Semana Santa, or Holy Week, Latin Americaâ€™s most important religious holiday, begins on Palm Sunday and culminates on Easter Sunday. Ayacuchoâ€™s celebrations are amongst the most traditional. Spectacular processions are accentuated by flower-carpeted streets and ninatoros (bull effigies with firework horns). Scents of incense, gunpowder and bonfires mingle with aromas from street vendorsâ€™ stall offering chorrizo ayacuchano (a savory pork sausage served with potatoes and salad), pisco punch and mazamorra de llipta (a milk and corn drink). Canticle songs in Spanish and Quechua weave through cerulean daytime skies and starry nights.
For 10 days, beginning the Friday before Palm Sunday, fervent Catholic faithful crowd Ayacuchoâ€™s streets.
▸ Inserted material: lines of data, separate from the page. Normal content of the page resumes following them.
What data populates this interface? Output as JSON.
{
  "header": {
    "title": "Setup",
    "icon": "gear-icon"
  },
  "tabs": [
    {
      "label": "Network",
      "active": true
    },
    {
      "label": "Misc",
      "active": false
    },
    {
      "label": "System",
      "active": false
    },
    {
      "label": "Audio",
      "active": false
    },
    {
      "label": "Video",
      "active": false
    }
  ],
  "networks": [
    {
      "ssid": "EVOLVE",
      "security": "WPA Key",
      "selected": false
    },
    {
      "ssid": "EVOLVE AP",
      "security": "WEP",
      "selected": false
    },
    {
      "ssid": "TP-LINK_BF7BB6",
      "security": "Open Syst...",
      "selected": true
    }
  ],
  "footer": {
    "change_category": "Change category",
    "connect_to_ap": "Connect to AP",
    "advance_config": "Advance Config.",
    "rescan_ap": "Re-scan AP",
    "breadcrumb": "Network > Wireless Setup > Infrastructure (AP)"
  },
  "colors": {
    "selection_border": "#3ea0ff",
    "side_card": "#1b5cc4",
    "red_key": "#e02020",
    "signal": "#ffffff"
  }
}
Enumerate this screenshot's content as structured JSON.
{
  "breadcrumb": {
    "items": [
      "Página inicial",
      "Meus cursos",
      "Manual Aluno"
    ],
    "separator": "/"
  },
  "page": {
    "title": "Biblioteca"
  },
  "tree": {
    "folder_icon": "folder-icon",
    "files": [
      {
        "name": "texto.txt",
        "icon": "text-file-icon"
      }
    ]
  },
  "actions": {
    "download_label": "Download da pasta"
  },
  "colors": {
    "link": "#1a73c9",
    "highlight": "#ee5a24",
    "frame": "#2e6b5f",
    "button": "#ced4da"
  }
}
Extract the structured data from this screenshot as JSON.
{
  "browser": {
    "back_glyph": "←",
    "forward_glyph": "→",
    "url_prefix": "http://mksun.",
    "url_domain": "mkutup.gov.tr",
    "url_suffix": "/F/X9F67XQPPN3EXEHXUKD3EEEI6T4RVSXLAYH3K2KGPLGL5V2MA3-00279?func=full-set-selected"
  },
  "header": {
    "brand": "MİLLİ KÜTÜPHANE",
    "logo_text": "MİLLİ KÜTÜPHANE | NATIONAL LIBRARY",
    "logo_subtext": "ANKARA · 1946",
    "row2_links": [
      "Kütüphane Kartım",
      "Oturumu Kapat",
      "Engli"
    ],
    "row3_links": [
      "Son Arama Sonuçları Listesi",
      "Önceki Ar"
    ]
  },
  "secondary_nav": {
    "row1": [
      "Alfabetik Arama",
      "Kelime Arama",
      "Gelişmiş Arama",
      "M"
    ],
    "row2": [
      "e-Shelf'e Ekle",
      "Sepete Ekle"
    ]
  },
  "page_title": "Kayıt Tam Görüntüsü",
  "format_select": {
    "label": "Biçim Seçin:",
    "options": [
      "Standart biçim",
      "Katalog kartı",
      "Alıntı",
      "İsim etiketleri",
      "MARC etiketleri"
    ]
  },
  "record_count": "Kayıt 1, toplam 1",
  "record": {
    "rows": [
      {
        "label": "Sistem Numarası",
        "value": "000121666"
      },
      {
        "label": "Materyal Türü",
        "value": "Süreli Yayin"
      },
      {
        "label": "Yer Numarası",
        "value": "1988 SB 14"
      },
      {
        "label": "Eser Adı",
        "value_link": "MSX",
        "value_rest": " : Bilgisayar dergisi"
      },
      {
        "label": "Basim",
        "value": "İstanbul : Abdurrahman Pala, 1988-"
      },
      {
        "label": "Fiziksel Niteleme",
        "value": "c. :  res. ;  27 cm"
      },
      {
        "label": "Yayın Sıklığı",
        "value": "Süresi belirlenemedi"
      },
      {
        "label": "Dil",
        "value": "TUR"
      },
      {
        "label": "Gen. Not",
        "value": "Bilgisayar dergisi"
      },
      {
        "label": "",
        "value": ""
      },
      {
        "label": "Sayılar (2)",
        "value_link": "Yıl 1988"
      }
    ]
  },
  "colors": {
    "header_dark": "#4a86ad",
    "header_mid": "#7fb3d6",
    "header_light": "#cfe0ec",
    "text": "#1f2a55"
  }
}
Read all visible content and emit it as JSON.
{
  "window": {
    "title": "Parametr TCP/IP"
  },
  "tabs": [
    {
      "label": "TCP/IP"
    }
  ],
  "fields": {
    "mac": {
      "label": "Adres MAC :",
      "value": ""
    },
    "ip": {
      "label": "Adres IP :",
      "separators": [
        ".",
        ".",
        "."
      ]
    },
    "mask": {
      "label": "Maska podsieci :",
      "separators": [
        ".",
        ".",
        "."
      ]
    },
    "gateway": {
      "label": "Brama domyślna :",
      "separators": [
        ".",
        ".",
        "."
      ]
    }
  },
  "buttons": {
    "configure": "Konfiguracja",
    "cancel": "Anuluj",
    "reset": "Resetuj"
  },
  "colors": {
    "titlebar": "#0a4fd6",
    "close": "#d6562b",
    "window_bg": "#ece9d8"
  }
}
They share the joys and sorrows of the last days of Christâ€™s life: His Palm Sunday arrival on a white donkey, accompanied by 12 devotee â€śapostlesâ€ť and 300 llamas and donkeys. Good Friday night, beneath the light of a thousand candles upon statuesâ€™ palanquins, they mourn his death. His resurrection on SĂˇbado de Gloria is celebrated with horse parades and bull runs through Ayacuchoâ€™s streets and a huge fair on Acuchimay hill. Dancing and drinking until dawn follow while awaiting the appearance of the resurrected Christ statue.
As Semana Santa often draws tens of thousands of visitors to Ayacucho, it is important to make hotel reservations months in advance. The tourism office also keeps names of families renting rooms.
In or near Ayacucho, you can visit Barrio Santa Ana, Museo ArqueolĂłgico HipĂłlito Unanue, Museo de Arte Popular, Ruinas VilcashuamĂˇn and BaĂ±os Intihuatana, and Complejo ArqueolĂłgico Wari.
Upon re-declaring her independence at age 29, Lorraine Caputo packed her trusty Rocinante (so her knapsack's called) and began...